“I was researching costumes online when I found a video of some tribal-looking men wearing masks and animal skins around a fire, and after doing more research I found that it was part of a festival that happens a few times a year. The pinnacle of it is the end of winter – as it is with most European pagan festivals – and it’s marked by this incredible procession which involves cattle and livestock, and deals with daemons and survival in weird kind of ways,” she explains.
“Each village has a different style of costume and different rituals, so I want to go back some day. There’s one village which apparently has a man dressed as a ram with freshly severed horns and smeared with blood, and their ritual is to basically beat him up like he’s an animal and drag him around the town with pretend entrails pulled along behind him which are then ‘eaten up’ by the women. It’s totally like ‘What the fuck?’ but it’s incredible and thousands of years old, and a really serious generational thing.”
Attendees of Gazelle Twin live shows needn’t worry though; there’ll be no disembowelling on Elizabeth’s watch. You might want to bring an extra pair of underwear though, if the audience reaction to her Gazelle Twin live debut at Shunt Vaults (RIP) in London last April is anything to go by. “Everyone was really freaked out as we were playing on a six foot high stage in an enclosed room filled with intense lights and smoke, just visible through an archway; I wanted it to be a bit like that scene from ‘The Fog’ where all the ghosts come back into the church. To the audience it looked kind of like we were hovering above the stage to an intense drone backdrop, and everyone was asking ‘Is it a girl? Is it a guy?’ – I really liked that.”

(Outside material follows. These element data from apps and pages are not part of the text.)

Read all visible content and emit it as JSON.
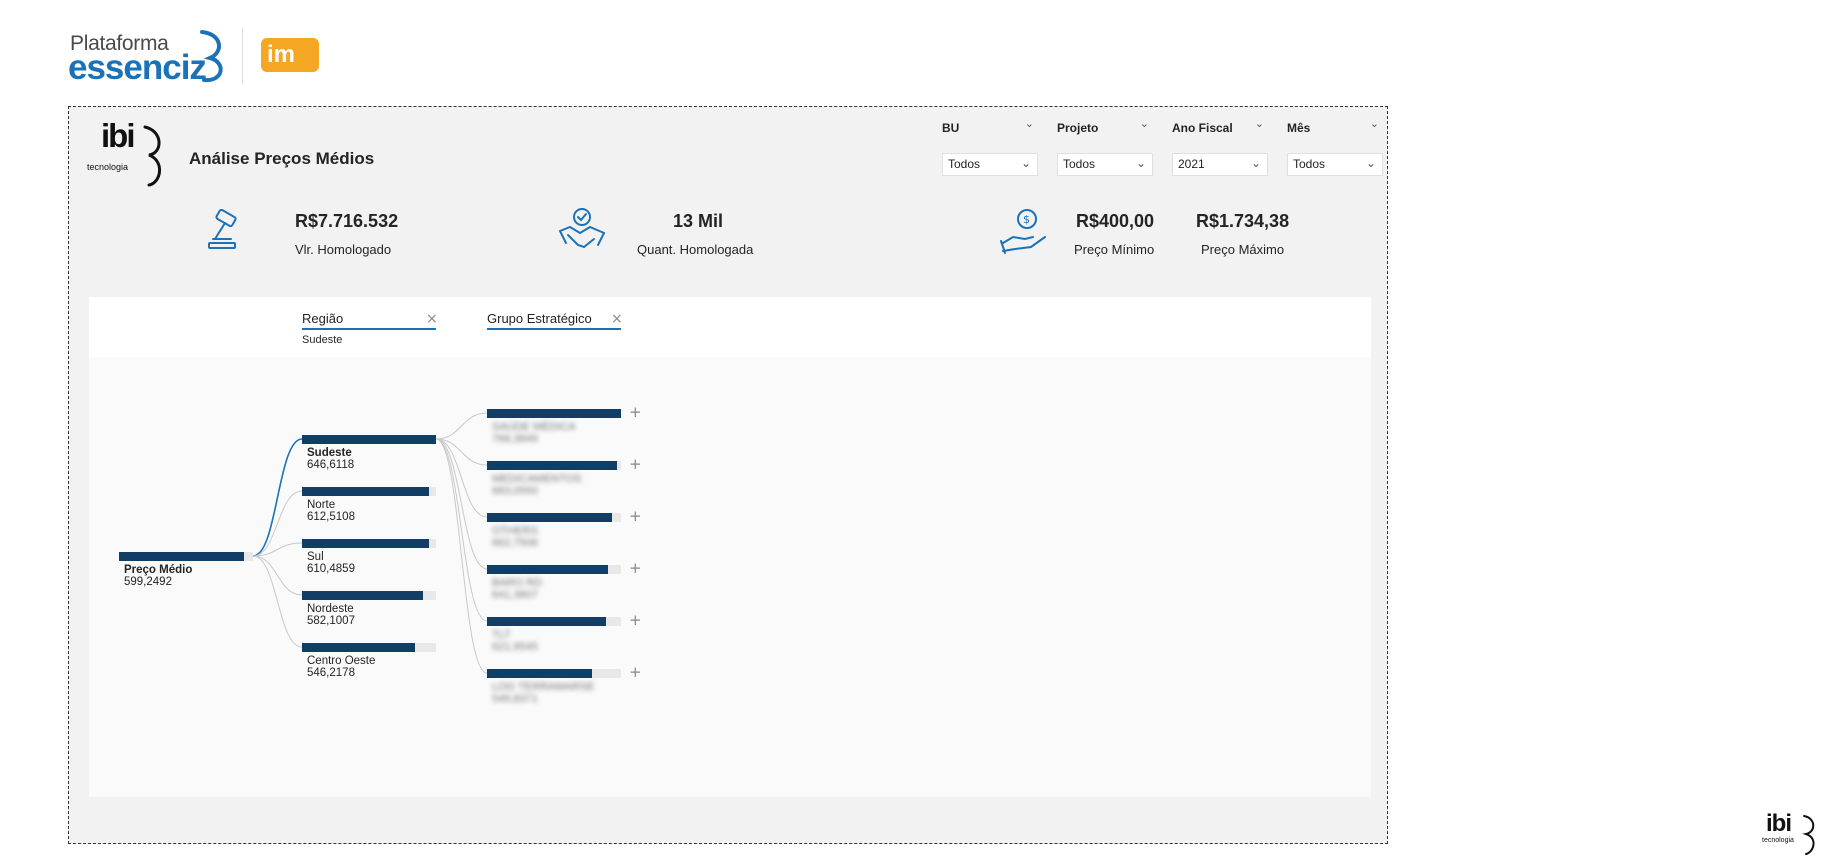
{
  "brand": {
    "essenciz_small": "Plataforma",
    "essenciz_big": "essenciz",
    "im_logo": "im",
    "ibi_logo": "ibi",
    "ibi_sub": "tecnologia"
  },
  "report": {
    "title": "Análise Preços Médios"
  },
  "slicers": [
    {
      "label": "BU",
      "value": "Todos"
    },
    {
      "label": "Projeto",
      "value": "Todos"
    },
    {
      "label": "Ano Fiscal",
      "value": "2021"
    },
    {
      "label": "Mês",
      "value": "Todos"
    }
  ],
  "kpis": {
    "valor_homologado": {
      "value": "R$7.716.532",
      "label": "Vlr. Homologado"
    },
    "quant_homologada": {
      "value": "13 Mil",
      "label": "Quant. Homologada"
    },
    "preco_minimo": {
      "value": "R$400,00",
      "label": "Preço Mínimo"
    },
    "preco_maximo": {
      "value": "R$1.734,38",
      "label": "Preço Máximo"
    }
  },
  "decomposition": {
    "levels": [
      {
        "title": "Região",
        "selected": "Sudeste"
      },
      {
        "title": "Grupo Estratégico"
      }
    ],
    "root": {
      "name": "Preço Médio",
      "value": "599,2492",
      "fraction": 0.93
    },
    "regions": [
      {
        "name": "Sudeste",
        "value": "646,6118",
        "fraction": 1.0,
        "selected": true
      },
      {
        "name": "Norte",
        "value": "612,5108",
        "fraction": 0.95
      },
      {
        "name": "Sul",
        "value": "610,4859",
        "fraction": 0.945
      },
      {
        "name": "Nordeste",
        "value": "582,1007",
        "fraction": 0.9
      },
      {
        "name": "Centro Oeste",
        "value": "546,2178",
        "fraction": 0.845
      }
    ],
    "groups": [
      {
        "name": "SAÚDE MÉDICA",
        "value": "768,3849",
        "fraction": 1.0
      },
      {
        "name": "MEDICAMENTOS",
        "value": "683,0550",
        "fraction": 0.97
      },
      {
        "name": "OTHERS",
        "value": "662,7506",
        "fraction": 0.935
      },
      {
        "name": "BARO RD",
        "value": "641,3807",
        "fraction": 0.905
      },
      {
        "name": "TLT",
        "value": "621,9545",
        "fraction": 0.89
      },
      {
        "name": "LOG TERRAMARSE",
        "value": "549,8371",
        "fraction": 0.78
      }
    ]
  },
  "colors": {
    "bar": "#123e66",
    "accent": "#1a73b8",
    "brand_orange": "#f5a623"
  }
}
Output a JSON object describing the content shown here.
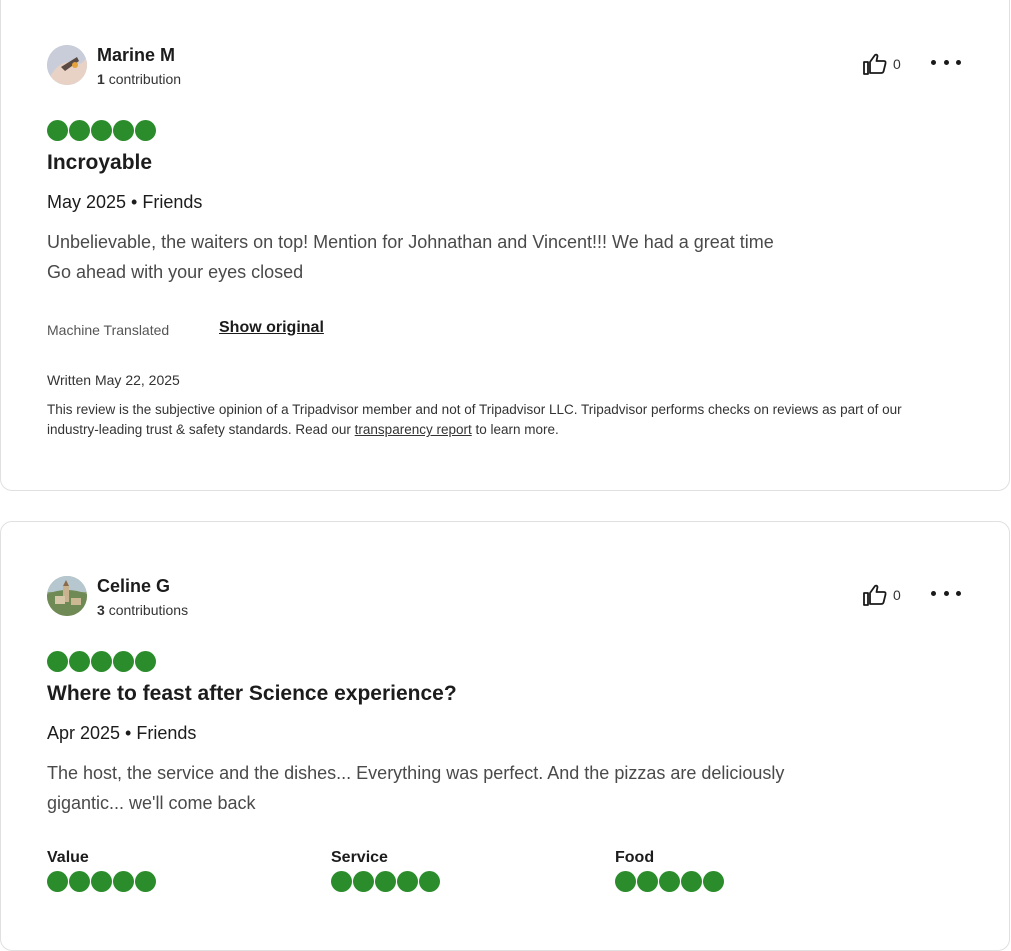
{
  "reviews": [
    {
      "author": "Marine M",
      "contrib_count": "1",
      "contrib_label": "contribution",
      "helpful_count": "0",
      "rating": 5,
      "title": "Incroyable",
      "meta": "May 2025 • Friends",
      "body_lines": [
        "Unbelievable, the waiters on top! Mention for Johnathan and Vincent!!! We had a great time",
        "Go ahead with your eyes closed"
      ],
      "machine_translated": "Machine Translated",
      "show_original": "Show original",
      "written": "Written May 22, 2025",
      "disclaimer_before": "This review is the subjective opinion of a Tripadvisor member and not of Tripadvisor LLC. Tripadvisor performs checks on reviews as part of our industry-leading trust & safety standards. Read our ",
      "disclaimer_link": "transparency report",
      "disclaimer_after": " to learn more."
    },
    {
      "author": "Celine G",
      "contrib_count": "3",
      "contrib_label": "contributions",
      "helpful_count": "0",
      "rating": 5,
      "title": "Where to feast after Science experience?",
      "meta": "Apr 2025 • Friends",
      "body_lines": [
        "The host, the service and the dishes... Everything was perfect. And the pizzas are deliciously",
        "gigantic... we'll come back"
      ],
      "sub_ratings": [
        {
          "label": "Value",
          "rating": 5
        },
        {
          "label": "Service",
          "rating": 5
        },
        {
          "label": "Food",
          "rating": 5
        }
      ]
    }
  ],
  "colors": {
    "bubble": "#2b8c2b",
    "text": "#1c1c1c"
  }
}
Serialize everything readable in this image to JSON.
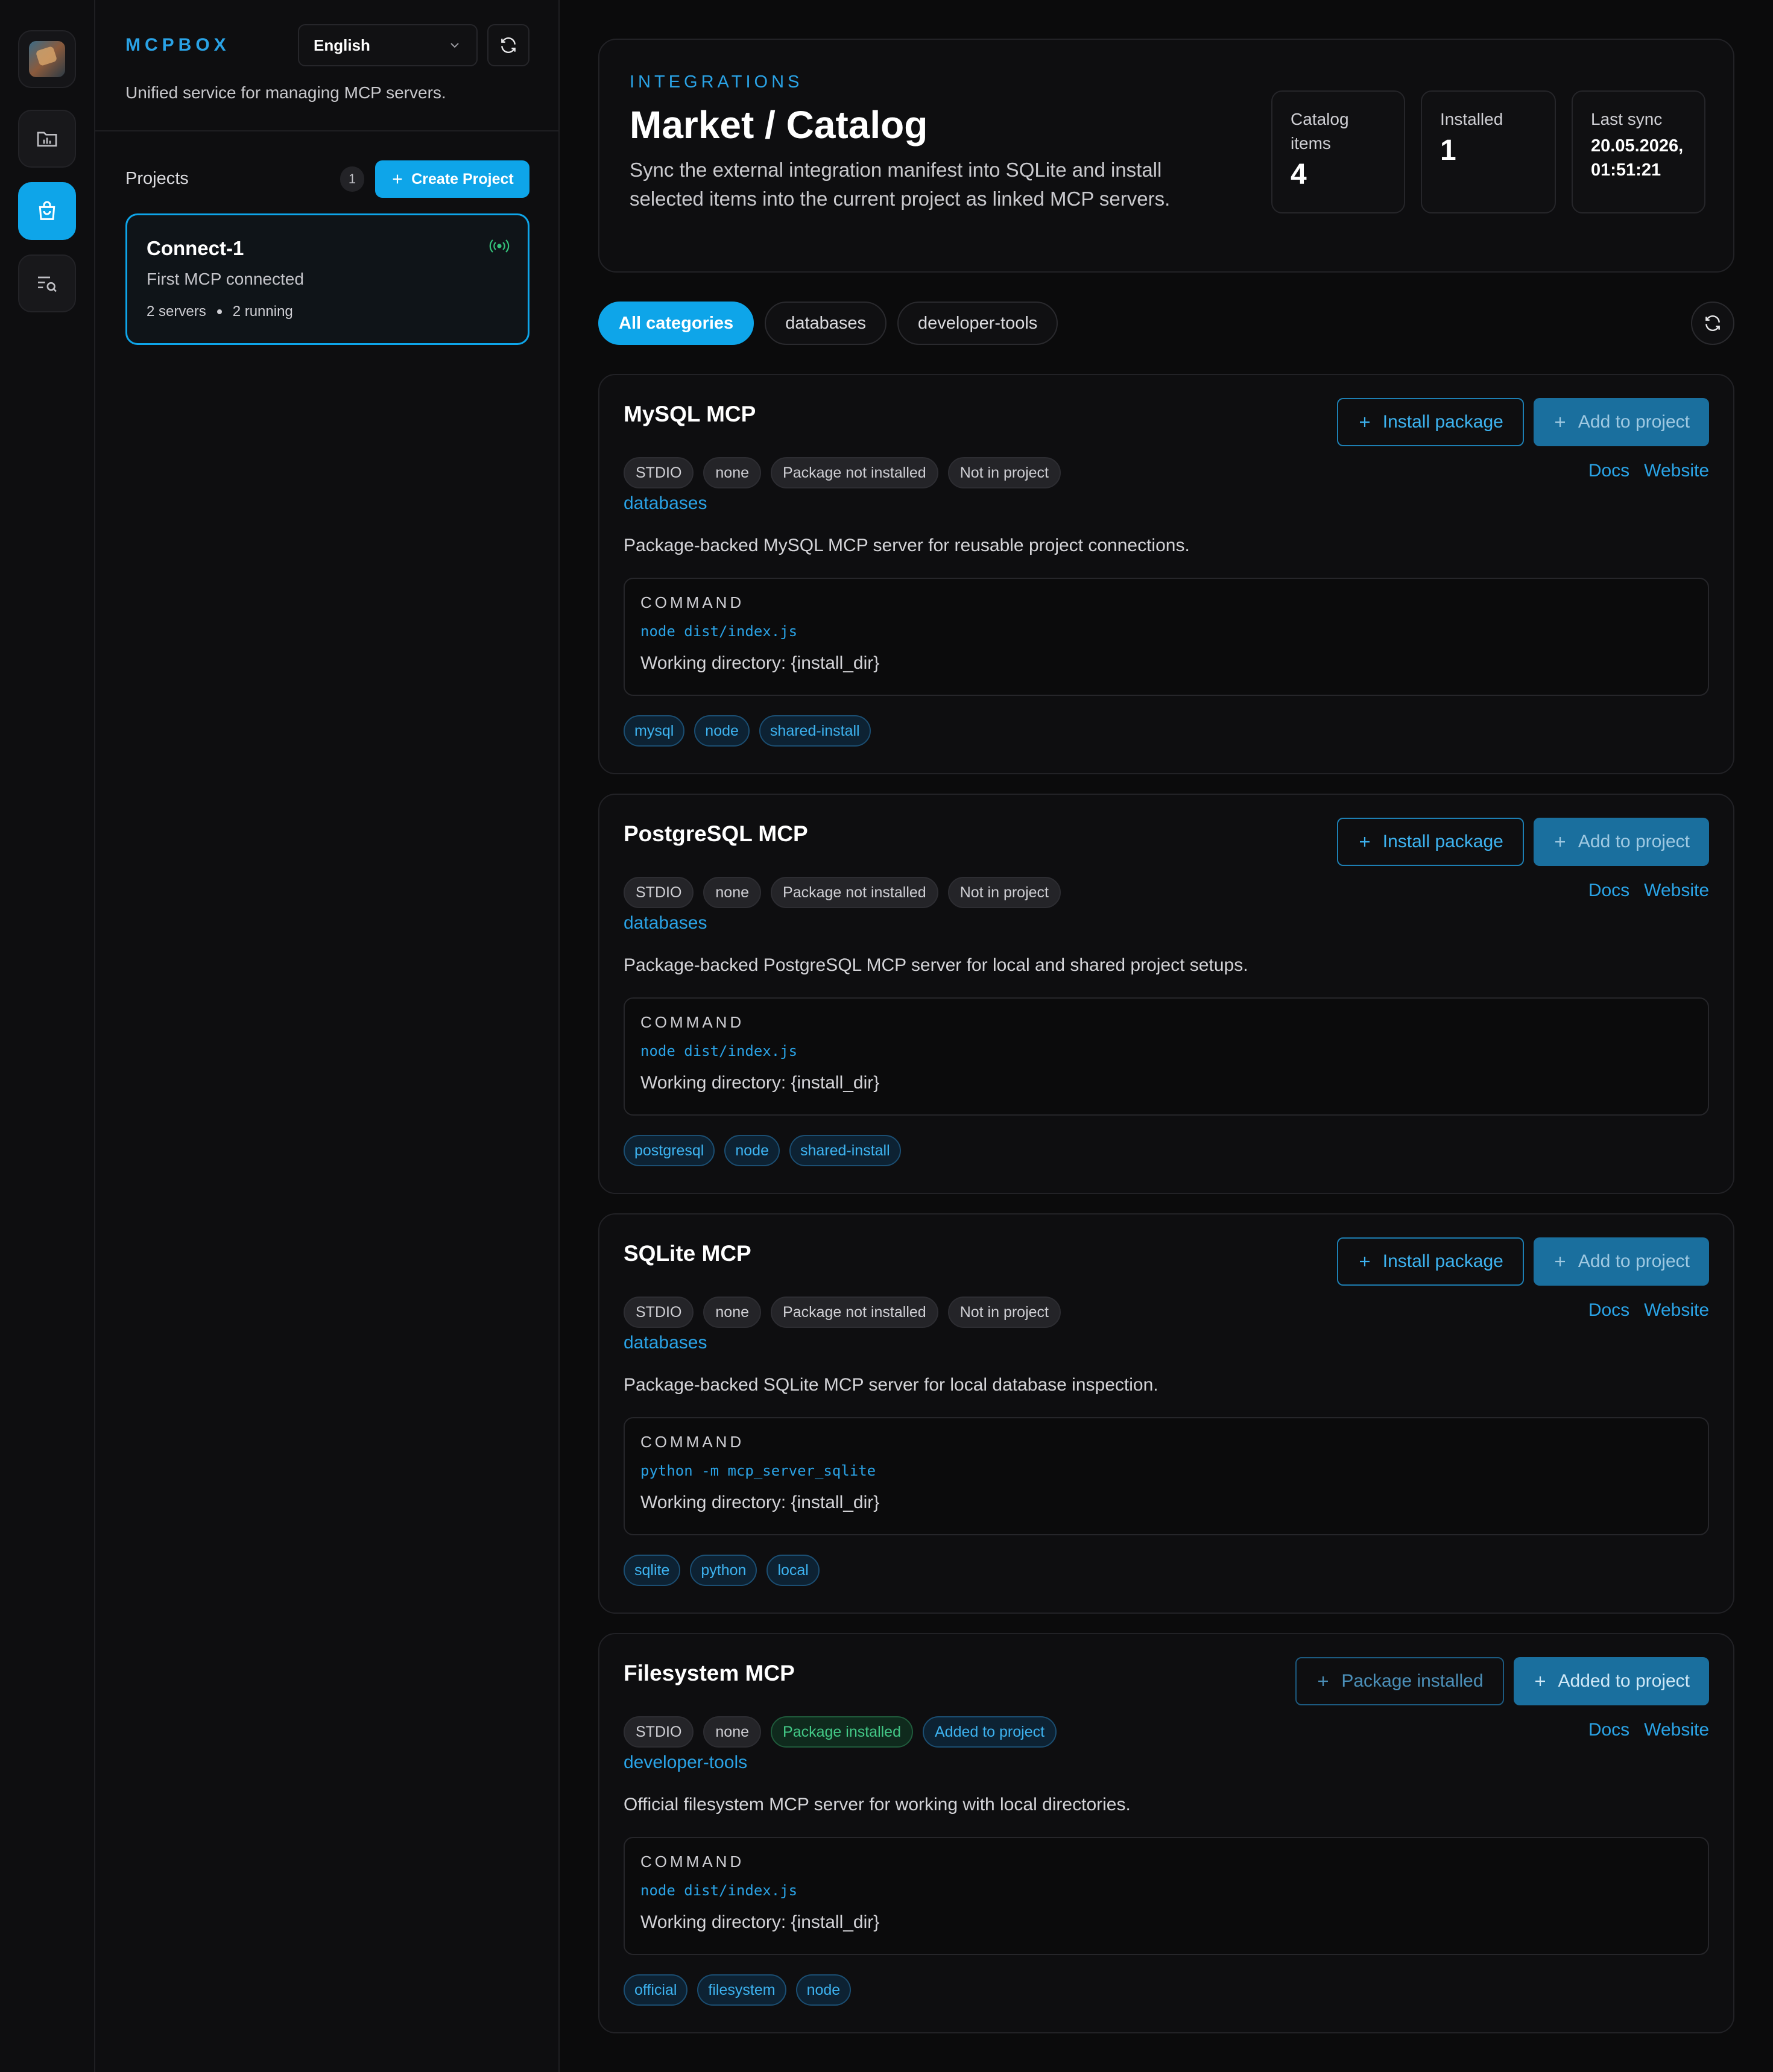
{
  "sidebar": {
    "brand": "MCPBOX",
    "language": "English",
    "tagline": "Unified service for managing MCP servers.",
    "projects_label": "Projects",
    "projects_count": "1",
    "create_project": "Create Project",
    "project": {
      "name": "Connect-1",
      "description": "First MCP connected",
      "servers": "2 servers",
      "running": "2 running"
    }
  },
  "rail": {
    "icons": [
      "logo",
      "projects-icon",
      "market-icon",
      "logs-icon"
    ],
    "active": "market-icon"
  },
  "hero": {
    "eyebrow": "INTEGRATIONS",
    "title": "Market / Catalog",
    "description": "Sync the external integration manifest into SQLite and install selected items into the current project as linked MCP servers.",
    "stats": {
      "catalog_label": "Catalog items",
      "catalog_value": "4",
      "installed_label": "Installed",
      "installed_value": "1",
      "sync_label": "Last sync",
      "sync_date": "20.05.2026,",
      "sync_time": "01:51:21"
    }
  },
  "filters": {
    "all": "All categories",
    "databases": "databases",
    "developer_tools": "developer-tools"
  },
  "common": {
    "command_label": "COMMAND",
    "docs": "Docs",
    "website": "Website"
  },
  "items": [
    {
      "title": "MySQL MCP",
      "install_label": "Install package",
      "add_label": "Add to project",
      "transport": "STDIO",
      "auth": "none",
      "package_status": "Package not installed",
      "project_status": "Not in project",
      "category": "databases",
      "description": "Package-backed MySQL MCP server for reusable project connections.",
      "command": "node dist/index.js",
      "working_dir": "Working directory: {install_dir}",
      "tags": [
        "mysql",
        "node",
        "shared-install"
      ]
    },
    {
      "title": "PostgreSQL MCP",
      "install_label": "Install package",
      "add_label": "Add to project",
      "transport": "STDIO",
      "auth": "none",
      "package_status": "Package not installed",
      "project_status": "Not in project",
      "category": "databases",
      "description": "Package-backed PostgreSQL MCP server for local and shared project setups.",
      "command": "node dist/index.js",
      "working_dir": "Working directory: {install_dir}",
      "tags": [
        "postgresql",
        "node",
        "shared-install"
      ]
    },
    {
      "title": "SQLite MCP",
      "install_label": "Install package",
      "add_label": "Add to project",
      "transport": "STDIO",
      "auth": "none",
      "package_status": "Package not installed",
      "project_status": "Not in project",
      "category": "databases",
      "description": "Package-backed SQLite MCP server for local database inspection.",
      "command": "python -m mcp_server_sqlite",
      "working_dir": "Working directory: {install_dir}",
      "tags": [
        "sqlite",
        "python",
        "local"
      ]
    },
    {
      "title": "Filesystem MCP",
      "install_label": "Package installed",
      "add_label": "Added to project",
      "transport": "STDIO",
      "auth": "none",
      "package_status": "Package installed",
      "project_status": "Added to project",
      "category": "developer-tools",
      "description": "Official filesystem MCP server for working with local directories.",
      "command": "node dist/index.js",
      "working_dir": "Working directory: {install_dir}",
      "tags": [
        "official",
        "filesystem",
        "node"
      ]
    }
  ]
}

When Elizabeth takes to the stage at Electrowerkz in London tonight for an “album launch” show, she’s planning on making an even bigger impact. “I’m a big fan of bands who move and have a choreographed unison, like in a Prince show where everyone’s jamming and then suddenly they all just have one movement together and it’s the best thing ever,” she laughs. “There’ll be a lot of visuals too as my ambition for each show I do is for it not to be just another gig. I want to be able to go into unusual venues and kit them out so that walking in the door is almost like walking into some sort of dream. I want people to come out of it and say ‘What the hell?’… Obviously, there’s a limit to what I can do in some places.”
A key element to the staging of the live show is the installation of an interactive version of The Entire City, a sort of “virtual world video game” which Elizabeth commissioned from a Dutch company called Champagne Valentine to bring a more immersive element to music sold in digital format. “It’s very goth. It’s got a giant eye,” she laughs. “As this album was initially intended to be digital only I really wanted a fun techy thing to provide a bit more enjoyment, more of an experience. If all you’ve got to show for the music on your computer is a 300×300 jpeg, what’s the point? You might as well just have a plain white square.”
Speaking of walking into a dream, the story goes that Elizabeth’s digital distribution company were so impressed with the album and all its visual extras that they offered to give it a well deserved physical release on both CD and vinyl – quite a feat for a woman who admits to not having invested a great deal of time in consciously cultivating a fanbase. Of course, when an album is as breathtakingly expansive and impressive as The Entire City, it can take only a whisper or two to build into a roar: Hi guys, have you heard this awesome song about the apocalypse?
Vote for The Entire City in Wears The Trousers’ Venus Prize poll here.
‘Men Like Gods’
‘I Am Shell I Am Bone’